● **Your instructions**: Repeat every entry below exactly.
○ ○ ○ ○ ○ ○ ○
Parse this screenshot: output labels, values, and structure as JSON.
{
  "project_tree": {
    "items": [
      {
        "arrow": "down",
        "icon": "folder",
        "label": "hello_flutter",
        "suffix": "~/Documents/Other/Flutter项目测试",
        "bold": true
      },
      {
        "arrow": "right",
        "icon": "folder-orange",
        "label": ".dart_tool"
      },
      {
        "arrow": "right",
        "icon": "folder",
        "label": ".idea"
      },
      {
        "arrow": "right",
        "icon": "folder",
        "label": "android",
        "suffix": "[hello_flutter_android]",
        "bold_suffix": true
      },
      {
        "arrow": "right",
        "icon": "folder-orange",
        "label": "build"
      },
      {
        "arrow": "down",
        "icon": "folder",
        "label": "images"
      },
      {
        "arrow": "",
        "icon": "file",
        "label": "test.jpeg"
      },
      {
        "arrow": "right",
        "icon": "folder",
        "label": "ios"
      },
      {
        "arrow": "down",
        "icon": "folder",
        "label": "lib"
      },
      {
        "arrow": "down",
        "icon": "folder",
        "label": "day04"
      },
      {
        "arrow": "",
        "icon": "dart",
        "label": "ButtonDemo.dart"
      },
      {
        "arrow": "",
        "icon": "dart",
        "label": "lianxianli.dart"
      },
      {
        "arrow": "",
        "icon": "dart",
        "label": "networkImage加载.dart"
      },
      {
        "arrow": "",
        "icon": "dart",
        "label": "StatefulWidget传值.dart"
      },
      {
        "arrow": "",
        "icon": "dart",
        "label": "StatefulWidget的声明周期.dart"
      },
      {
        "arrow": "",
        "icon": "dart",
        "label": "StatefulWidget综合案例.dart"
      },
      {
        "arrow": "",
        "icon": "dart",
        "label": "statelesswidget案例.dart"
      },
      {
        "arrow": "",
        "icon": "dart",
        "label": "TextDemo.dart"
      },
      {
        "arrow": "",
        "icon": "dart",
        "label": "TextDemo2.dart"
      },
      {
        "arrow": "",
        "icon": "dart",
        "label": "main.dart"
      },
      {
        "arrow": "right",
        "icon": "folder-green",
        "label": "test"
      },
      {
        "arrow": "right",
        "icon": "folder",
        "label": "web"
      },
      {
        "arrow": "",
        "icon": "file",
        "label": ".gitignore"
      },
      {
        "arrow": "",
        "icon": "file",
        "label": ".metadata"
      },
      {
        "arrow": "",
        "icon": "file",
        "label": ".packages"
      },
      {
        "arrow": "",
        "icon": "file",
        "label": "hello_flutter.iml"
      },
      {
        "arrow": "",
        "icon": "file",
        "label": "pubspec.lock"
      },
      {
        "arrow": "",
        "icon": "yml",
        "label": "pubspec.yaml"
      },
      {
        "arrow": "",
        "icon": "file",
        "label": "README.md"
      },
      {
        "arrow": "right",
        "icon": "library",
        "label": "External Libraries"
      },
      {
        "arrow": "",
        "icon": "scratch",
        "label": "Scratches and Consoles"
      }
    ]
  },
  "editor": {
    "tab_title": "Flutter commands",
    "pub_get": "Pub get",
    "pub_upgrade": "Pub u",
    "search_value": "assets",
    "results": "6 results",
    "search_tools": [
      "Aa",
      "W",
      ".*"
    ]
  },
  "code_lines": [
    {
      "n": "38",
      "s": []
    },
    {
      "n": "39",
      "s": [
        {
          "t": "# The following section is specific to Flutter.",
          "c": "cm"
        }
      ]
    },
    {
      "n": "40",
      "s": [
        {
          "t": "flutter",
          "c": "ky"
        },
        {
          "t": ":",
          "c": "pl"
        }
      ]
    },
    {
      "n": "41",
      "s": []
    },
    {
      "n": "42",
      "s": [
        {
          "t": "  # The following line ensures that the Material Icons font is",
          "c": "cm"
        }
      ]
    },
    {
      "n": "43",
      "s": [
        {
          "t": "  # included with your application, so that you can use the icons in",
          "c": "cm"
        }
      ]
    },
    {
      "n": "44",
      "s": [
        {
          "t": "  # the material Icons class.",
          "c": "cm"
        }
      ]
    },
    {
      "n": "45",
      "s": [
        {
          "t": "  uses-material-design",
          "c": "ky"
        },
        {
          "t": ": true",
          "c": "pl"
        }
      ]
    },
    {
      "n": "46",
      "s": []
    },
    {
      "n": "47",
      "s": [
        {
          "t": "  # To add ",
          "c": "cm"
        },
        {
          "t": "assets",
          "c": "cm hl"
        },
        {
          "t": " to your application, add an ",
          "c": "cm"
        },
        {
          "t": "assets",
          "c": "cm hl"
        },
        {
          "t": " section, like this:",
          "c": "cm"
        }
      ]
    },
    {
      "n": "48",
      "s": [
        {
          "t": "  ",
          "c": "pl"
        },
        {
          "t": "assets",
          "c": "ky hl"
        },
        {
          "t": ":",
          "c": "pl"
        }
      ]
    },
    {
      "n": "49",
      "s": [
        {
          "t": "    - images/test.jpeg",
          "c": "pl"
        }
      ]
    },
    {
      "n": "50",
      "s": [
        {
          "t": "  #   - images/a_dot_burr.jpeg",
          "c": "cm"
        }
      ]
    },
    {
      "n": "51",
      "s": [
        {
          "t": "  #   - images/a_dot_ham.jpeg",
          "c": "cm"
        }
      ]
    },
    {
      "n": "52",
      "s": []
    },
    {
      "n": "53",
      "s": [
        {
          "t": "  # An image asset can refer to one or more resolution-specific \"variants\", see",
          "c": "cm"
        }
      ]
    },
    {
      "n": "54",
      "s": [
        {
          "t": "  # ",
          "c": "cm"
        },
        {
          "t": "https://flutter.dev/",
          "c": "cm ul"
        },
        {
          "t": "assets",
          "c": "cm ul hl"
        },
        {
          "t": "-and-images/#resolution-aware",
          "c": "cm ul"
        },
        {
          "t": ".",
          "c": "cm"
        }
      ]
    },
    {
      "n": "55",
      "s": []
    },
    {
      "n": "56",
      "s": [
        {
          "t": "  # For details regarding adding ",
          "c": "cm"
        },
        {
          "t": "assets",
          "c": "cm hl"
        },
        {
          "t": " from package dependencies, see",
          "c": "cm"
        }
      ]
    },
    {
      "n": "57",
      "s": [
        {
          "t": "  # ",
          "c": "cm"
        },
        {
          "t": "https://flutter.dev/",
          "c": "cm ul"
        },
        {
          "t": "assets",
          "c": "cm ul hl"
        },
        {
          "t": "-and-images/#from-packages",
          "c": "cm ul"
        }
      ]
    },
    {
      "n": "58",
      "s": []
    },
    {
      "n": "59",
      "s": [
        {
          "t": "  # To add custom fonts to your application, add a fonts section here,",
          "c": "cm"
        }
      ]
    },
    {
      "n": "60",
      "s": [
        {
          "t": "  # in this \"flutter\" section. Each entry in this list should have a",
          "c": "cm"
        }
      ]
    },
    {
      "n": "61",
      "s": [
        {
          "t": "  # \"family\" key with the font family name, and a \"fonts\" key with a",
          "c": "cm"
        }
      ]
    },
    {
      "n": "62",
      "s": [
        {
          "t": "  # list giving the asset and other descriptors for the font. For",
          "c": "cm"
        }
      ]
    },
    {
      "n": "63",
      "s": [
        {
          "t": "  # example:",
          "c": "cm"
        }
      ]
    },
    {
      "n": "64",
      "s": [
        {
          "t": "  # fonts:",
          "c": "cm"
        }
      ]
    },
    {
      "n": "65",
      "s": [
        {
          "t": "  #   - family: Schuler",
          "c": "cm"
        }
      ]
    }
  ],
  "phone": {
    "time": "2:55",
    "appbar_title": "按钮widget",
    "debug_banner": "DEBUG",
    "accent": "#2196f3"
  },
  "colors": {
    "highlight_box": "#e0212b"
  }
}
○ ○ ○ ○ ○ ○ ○
● **Solution for this exercise**:
Parse this screenshot: output labels, values, and structure as JSON.
{
  "project_tree": {
    "items": [
      {
        "arrow": "down",
        "icon": "folder",
        "label": "hello_flutter",
        "suffix": "~/Documents/Other/Flutter项目测试",
        "bold": true
      },
      {
        "arrow": "right",
        "icon": "folder-orange",
        "label": ".dart_tool"
      },
      {
        "arrow": "right",
        "icon": "folder",
        "label": ".idea"
      },
      {
        "arrow": "right",
        "icon": "folder",
        "label": "android",
        "suffix": "[hello_flutter_android]",
        "bold_suffix": true
      },
      {
        "arrow": "right",
        "icon": "folder-orange",
        "label": "build"
      },
      {
        "arrow": "down",
        "icon": "folder",
        "label": "images"
      },
      {
        "arrow": "",
        "icon": "file",
        "label": "test.jpeg"
      },
      {
        "arrow": "right",
        "icon": "folder",
        "label": "ios"
      },
      {
        "arrow": "down",
        "icon": "folder",
        "label": "lib"
      },
      {
        "arrow": "down",
        "icon": "folder",
        "label": "day04"
      },
      {
        "arrow": "",
        "icon": "dart",
        "label": "ButtonDemo.dart"
      },
      {
        "arrow": "",
        "icon": "dart",
        "label": "lianxianli.dart"
      },
      {
        "arrow": "",
        "icon": "dart",
        "label": "networkImage加载.dart"
      },
      {
        "arrow": "",
        "icon": "dart",
        "label": "StatefulWidget传值.dart"
      },
      {
        "arrow": "",
        "icon": "dart",
        "label": "StatefulWidget的声明周期.dart"
      },
      {
        "arrow": "",
        "icon": "dart",
        "label": "StatefulWidget综合案例.dart"
      },
      {
        "arrow": "",
        "icon": "dart",
        "label": "statelesswidget案例.dart"
      },
      {
        "arrow": "",
        "icon": "dart",
        "label": "TextDemo.dart"
      },
      {
        "arrow": "",
        "icon": "dart",
        "label": "TextDemo2.dart"
      },
      {
        "arrow": "",
        "icon": "dart",
        "label": "main.dart"
      },
      {
        "arrow": "right",
        "icon": "folder-green",
        "label": "test"
      },
      {
        "arrow": "right",
        "icon": "folder",
        "label": "web"
      },
      {
        "arrow": "",
        "icon": "file",
        "label": ".gitignore"
      },
      {
        "arrow": "",
        "icon": "file",
        "label": ".metadata"
      },
      {
        "arrow": "",
        "icon": "file",
        "label": ".packages"
      },
      {
        "arrow": "",
        "icon": "file",
        "label": "hello_flutter.iml"
      },
      {
        "arrow": "",
        "icon": "file",
        "label": "pubspec.lock"
      },
      {
        "arrow": "",
        "icon": "yml",
        "label": "pubspec.yaml"
      },
      {
        "arrow": "",
        "icon": "file",
        "label": "README.md"
      },
      {
        "arrow": "right",
        "icon": "library",
        "label": "External Libraries"
      },
      {
        "arrow": "",
        "icon": "scratch",
        "label": "Scratches and Consoles"
      }
    ]
  },
  "editor": {
    "tab_title": "Flutter commands",
    "pub_get": "Pub get",
    "pub_upgrade": "Pub u",
    "search_value": "assets",
    "results": "6 results",
    "search_tools": [
      "Aa",
      "W",
      ".*"
    ]
  },
  "code_lines": [
    {
      "n": "38",
      "s": []
    },
    {
      "n": "39",
      "s": [
        {
          "t": "# The following section is specific to Flutter.",
          "c": "cm"
        }
      ]
    },
    {
      "n": "40",
      "s": [
        {
          "t": "flutter",
          "c": "ky"
        },
        {
          "t": ":",
          "c": "pl"
        }
      ]
    },
    {
      "n": "41",
      "s": []
    },
    {
      "n": "42",
      "s": [
        {
          "t": "  # The following line ensures that the Material Icons font is",
          "c": "cm"
        }
      ]
    },
    {
      "n": "43",
      "s": [
        {
          "t": "  # included with your application, so that you can use the icons in",
          "c": "cm"
        }
      ]
    },
    {
      "n": "44",
      "s": [
        {
          "t": "  # the material Icons class.",
          "c": "cm"
        }
      ]
    },
    {
      "n": "45",
      "s": [
        {
          "t": "  uses-material-design",
          "c": "ky"
        },
        {
          "t": ": true",
          "c": "pl"
        }
      ]
    },
    {
      "n": "46",
      "s": []
    },
    {
      "n": "47",
      "s": [
        {
          "t": "  # To add ",
          "c": "cm"
        },
        {
          "t": "assets",
          "c": "cm hl"
        },
        {
          "t": " to your application, add an ",
          "c": "cm"
        },
        {
          "t": "assets",
          "c": "cm hl"
        },
        {
          "t": " section, like this:",
          "c": "cm"
        }
      ]
    },
    {
      "n": "48",
      "s": [
        {
          "t": "  ",
          "c": "pl"
        },
        {
          "t": "assets",
          "c": "ky hl"
        },
        {
          "t": ":",
          "c": "pl"
        }
      ]
    },
    {
      "n": "49",
      "s": [
        {
          "t": "    - images/test.jpeg",
          "c": "pl"
        }
      ]
    },
    {
      "n": "50",
      "s": [
        {
          "t": "  #   - images/a_dot_burr.jpeg",
          "c": "cm"
        }
      ]
    },
    {
      "n": "51",
      "s": [
        {
          "t": "  #   - images/a_dot_ham.jpeg",
          "c": "cm"
        }
      ]
    },
    {
      "n": "52",
      "s": []
    },
    {
      "n": "53",
      "s": [
        {
          "t": "  # An image asset can refer to one or more resolution-specific \"variants\", see",
          "c": "cm"
        }
      ]
    },
    {
      "n": "54",
      "s": [
        {
          "t": "  # ",
          "c": "cm"
        },
        {
          "t": "https://flutter.dev/",
          "c": "cm ul"
        },
        {
          "t": "assets",
          "c": "cm ul hl"
        },
        {
          "t": "-and-images/#resolution-aware",
          "c": "cm ul"
        },
        {
          "t": ".",
          "c": "cm"
        }
      ]
    },
    {
      "n": "55",
      "s": []
    },
    {
      "n": "56",
      "s": [
        {
          "t": "  # For details regarding adding ",
          "c": "cm"
        },
        {
          "t": "assets",
          "c": "cm hl"
        },
        {
          "t": " from package dependencies, see",
          "c": "cm"
        }
      ]
    },
    {
      "n": "57",
      "s": [
        {
          "t": "  # ",
          "c": "cm"
        },
        {
          "t": "https://flutter.dev/",
          "c": "cm ul"
        },
        {
          "t": "assets",
          "c": "cm ul hl"
        },
        {
          "t": "-and-images/#from-packages",
          "c": "cm ul"
        }
      ]
    },
    {
      "n": "58",
      "s": []
    },
    {
      "n": "59",
      "s": [
        {
          "t": "  # To add custom fonts to your application, add a fonts section here,",
          "c": "cm"
        }
      ]
    },
    {
      "n": "60",
      "s": [
        {
          "t": "  # in this \"flutter\" section. Each entry in this list should have a",
          "c": "cm"
        }
      ]
    },
    {
      "n": "61",
      "s": [
        {
          "t": "  # \"family\" key with the font family name, and a \"fonts\" key with a",
          "c": "cm"
        }
      ]
    },
    {
      "n": "62",
      "s": [
        {
          "t": "  # list giving the asset and other descriptors for the font. For",
          "c": "cm"
        }
      ]
    },
    {
      "n": "63",
      "s": [
        {
          "t": "  # example:",
          "c": "cm"
        }
      ]
    },
    {
      "n": "64",
      "s": [
        {
          "t": "  # fonts:",
          "c": "cm"
        }
      ]
    },
    {
      "n": "65",
      "s": [
        {
          "t": "  #   - family: Schuler",
          "c": "cm"
        }
      ]
    }
  ],
  "phone": {
    "time": "2:55",
    "appbar_title": "按钮widget",
    "debug_banner": "DEBUG",
    "accent": "#2196f3"
  },
  "colors": {
    "highlight_box": "#e0212b"
  }
}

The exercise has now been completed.